- ENTRIES SHOWN
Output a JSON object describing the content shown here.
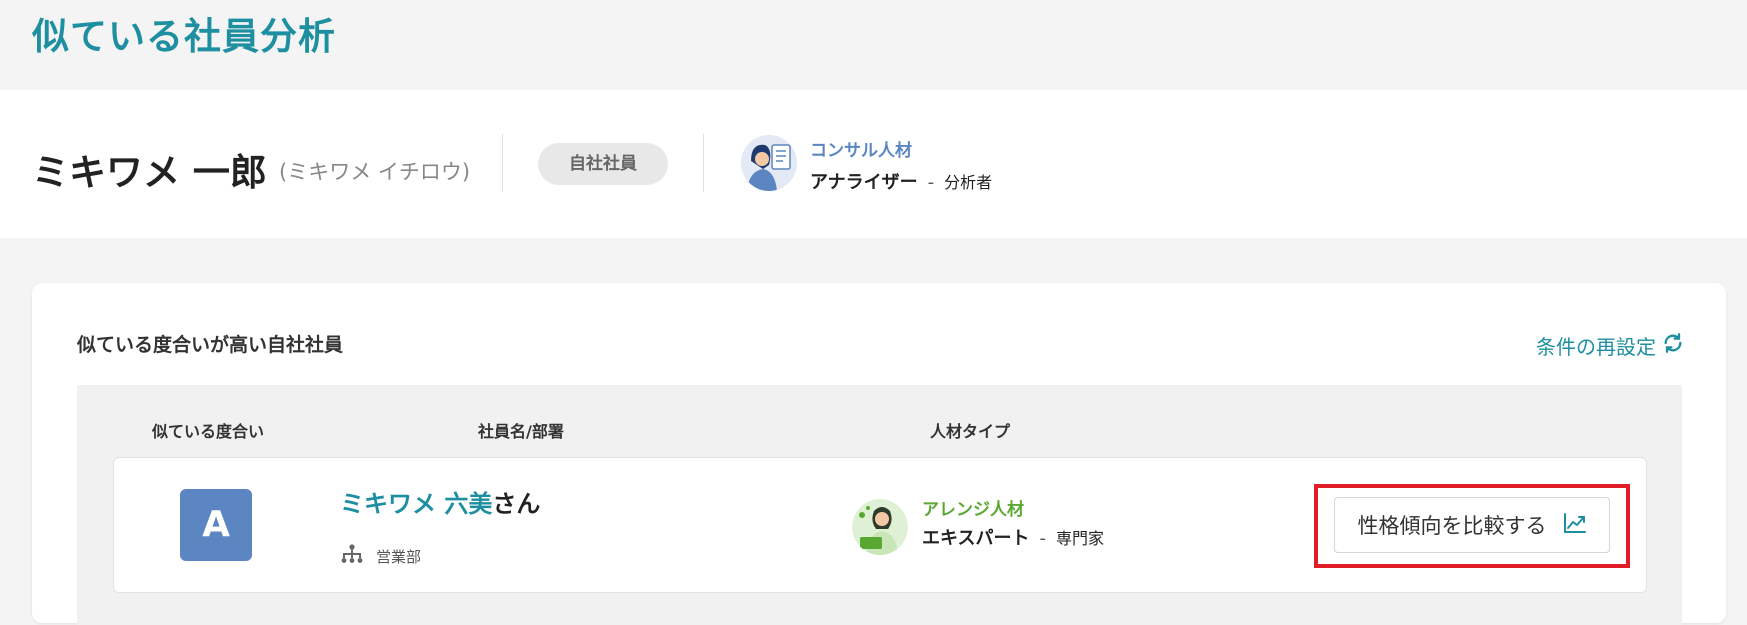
{
  "page": {
    "title": "似ている社員分析"
  },
  "profile": {
    "name": "ミキワメ 一郎",
    "kana": "(ミキワメ イチロウ)",
    "badge": "自社社員",
    "type": {
      "name": "コンサル人材",
      "subtype": "アナライザー",
      "separator": "-",
      "role": "分析者",
      "color": "#5b86c1",
      "icon": "consultant-avatar"
    }
  },
  "similar": {
    "title": "似ている度合いが高い自社社員",
    "reset_label": "条件の再設定",
    "reset_icon": "refresh-icon",
    "columns": [
      "似ている度合い",
      "社員名/部署",
      "人材タイプ"
    ],
    "rows": [
      {
        "grade": "A",
        "name": "ミキワメ 六美",
        "suffix": "さん",
        "department": "営業部",
        "department_icon": "org-chart-icon",
        "type": {
          "name": "アレンジ人材",
          "subtype": "エキスパート",
          "separator": "-",
          "role": "専門家",
          "color": "#5aa832",
          "icon": "arrange-avatar"
        },
        "compare_label": "性格傾向を比較する",
        "compare_icon": "trend-chart-icon"
      }
    ]
  },
  "colors": {
    "accent": "#1e8fa0",
    "grade_bg": "#5b86c1",
    "highlight": "#e11d2a"
  }
}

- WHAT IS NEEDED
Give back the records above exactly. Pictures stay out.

- FINAL ANSWER
Output a JSON object describing the content shown here.
{
  "page": {
    "title": "似ている社員分析"
  },
  "profile": {
    "name": "ミキワメ 一郎",
    "kana": "(ミキワメ イチロウ)",
    "badge": "自社社員",
    "type": {
      "name": "コンサル人材",
      "subtype": "アナライザー",
      "separator": "-",
      "role": "分析者",
      "color": "#5b86c1",
      "icon": "consultant-avatar"
    }
  },
  "similar": {
    "title": "似ている度合いが高い自社社員",
    "reset_label": "条件の再設定",
    "reset_icon": "refresh-icon",
    "columns": [
      "似ている度合い",
      "社員名/部署",
      "人材タイプ"
    ],
    "rows": [
      {
        "grade": "A",
        "name": "ミキワメ 六美",
        "suffix": "さん",
        "department": "営業部",
        "department_icon": "org-chart-icon",
        "type": {
          "name": "アレンジ人材",
          "subtype": "エキスパート",
          "separator": "-",
          "role": "専門家",
          "color": "#5aa832",
          "icon": "arrange-avatar"
        },
        "compare_label": "性格傾向を比較する",
        "compare_icon": "trend-chart-icon"
      }
    ]
  },
  "colors": {
    "accent": "#1e8fa0",
    "grade_bg": "#5b86c1",
    "highlight": "#e11d2a"
  }
}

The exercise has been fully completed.